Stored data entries

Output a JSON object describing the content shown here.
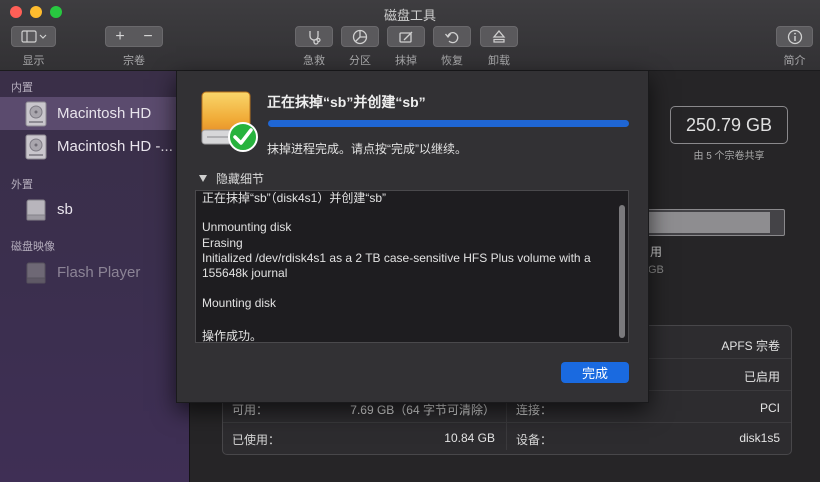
{
  "window": {
    "title": "磁盘工具"
  },
  "toolbar": {
    "display_label": "显示",
    "volume_label": "宗卷",
    "firstaid_label": "急救",
    "partition_label": "分区",
    "erase_label": "抹掉",
    "restore_label": "恢复",
    "unmount_label": "卸载",
    "info_label": "简介",
    "add_symbol": "+",
    "remove_symbol": "−"
  },
  "sidebar": {
    "internal_header": "内置",
    "external_header": "外置",
    "images_header": "磁盘映像",
    "items": [
      {
        "label": "Macintosh HD",
        "selected": true,
        "icon": "internal-disk-icon"
      },
      {
        "label": "Macintosh HD -...",
        "selected": false,
        "icon": "internal-disk-icon"
      },
      {
        "label": "sb",
        "selected": false,
        "icon": "external-disk-icon"
      },
      {
        "label": "Flash Player",
        "selected": false,
        "dimmed": true,
        "icon": "disk-image-icon"
      }
    ]
  },
  "main": {
    "capacity": "250.79 GB",
    "capacity_sub": "由 5 个宗卷共享",
    "partial_used_label": "用",
    "partial_gb": "GB",
    "info": {
      "left": [
        {
          "label": "可用：",
          "value": "7.69 GB（64 字节可清除）"
        },
        {
          "label": "已使用：",
          "value": "10.84 GB"
        }
      ],
      "right": [
        {
          "label": "",
          "value": "APFS 宗卷"
        },
        {
          "label": "",
          "value": "已启用"
        },
        {
          "label": "连接：",
          "value": "PCI"
        },
        {
          "label": "设备：",
          "value": "disk1s5"
        }
      ]
    }
  },
  "sheet": {
    "title": "正在抹掉“sb”并创建“sb”",
    "progress": 1.0,
    "message": "抹掉进程完成。请点按“完成”以继续。",
    "details_toggle": "隐藏细节",
    "log": [
      "正在抹掉“sb”（disk4s1）并创建“sb”",
      "",
      "Unmounting disk",
      "Erasing",
      "Initialized /dev/rdisk4s1 as a 2 TB case-sensitive HFS Plus volume with a",
      "155648k journal",
      "",
      "Mounting disk",
      "",
      "操作成功。"
    ],
    "done_button": "完成"
  },
  "colors": {
    "accent": "#1a6ae0",
    "progress": "#1f66d4",
    "success": "#27b33d"
  }
}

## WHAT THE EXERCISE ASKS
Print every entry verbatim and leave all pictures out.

## TASK SOLUTION
Output a JSON object describing the content shown here.
{
  "window": {
    "title": "磁盘工具"
  },
  "toolbar": {
    "display_label": "显示",
    "volume_label": "宗卷",
    "firstaid_label": "急救",
    "partition_label": "分区",
    "erase_label": "抹掉",
    "restore_label": "恢复",
    "unmount_label": "卸载",
    "info_label": "简介",
    "add_symbol": "+",
    "remove_symbol": "−"
  },
  "sidebar": {
    "internal_header": "内置",
    "external_header": "外置",
    "images_header": "磁盘映像",
    "items": [
      {
        "label": "Macintosh HD",
        "selected": true,
        "icon": "internal-disk-icon"
      },
      {
        "label": "Macintosh HD -...",
        "selected": false,
        "icon": "internal-disk-icon"
      },
      {
        "label": "sb",
        "selected": false,
        "icon": "external-disk-icon"
      },
      {
        "label": "Flash Player",
        "selected": false,
        "dimmed": true,
        "icon": "disk-image-icon"
      }
    ]
  },
  "main": {
    "capacity": "250.79 GB",
    "capacity_sub": "由 5 个宗卷共享",
    "partial_used_label": "用",
    "partial_gb": "GB",
    "info": {
      "left": [
        {
          "label": "可用：",
          "value": "7.69 GB（64 字节可清除）"
        },
        {
          "label": "已使用：",
          "value": "10.84 GB"
        }
      ],
      "right": [
        {
          "label": "",
          "value": "APFS 宗卷"
        },
        {
          "label": "",
          "value": "已启用"
        },
        {
          "label": "连接：",
          "value": "PCI"
        },
        {
          "label": "设备：",
          "value": "disk1s5"
        }
      ]
    }
  },
  "sheet": {
    "title": "正在抹掉“sb”并创建“sb”",
    "progress": 1.0,
    "message": "抹掉进程完成。请点按“完成”以继续。",
    "details_toggle": "隐藏细节",
    "log": [
      "正在抹掉“sb”（disk4s1）并创建“sb”",
      "",
      "Unmounting disk",
      "Erasing",
      "Initialized /dev/rdisk4s1 as a 2 TB case-sensitive HFS Plus volume with a",
      "155648k journal",
      "",
      "Mounting disk",
      "",
      "操作成功。"
    ],
    "done_button": "完成"
  },
  "colors": {
    "accent": "#1a6ae0",
    "progress": "#1f66d4",
    "success": "#27b33d"
  }
}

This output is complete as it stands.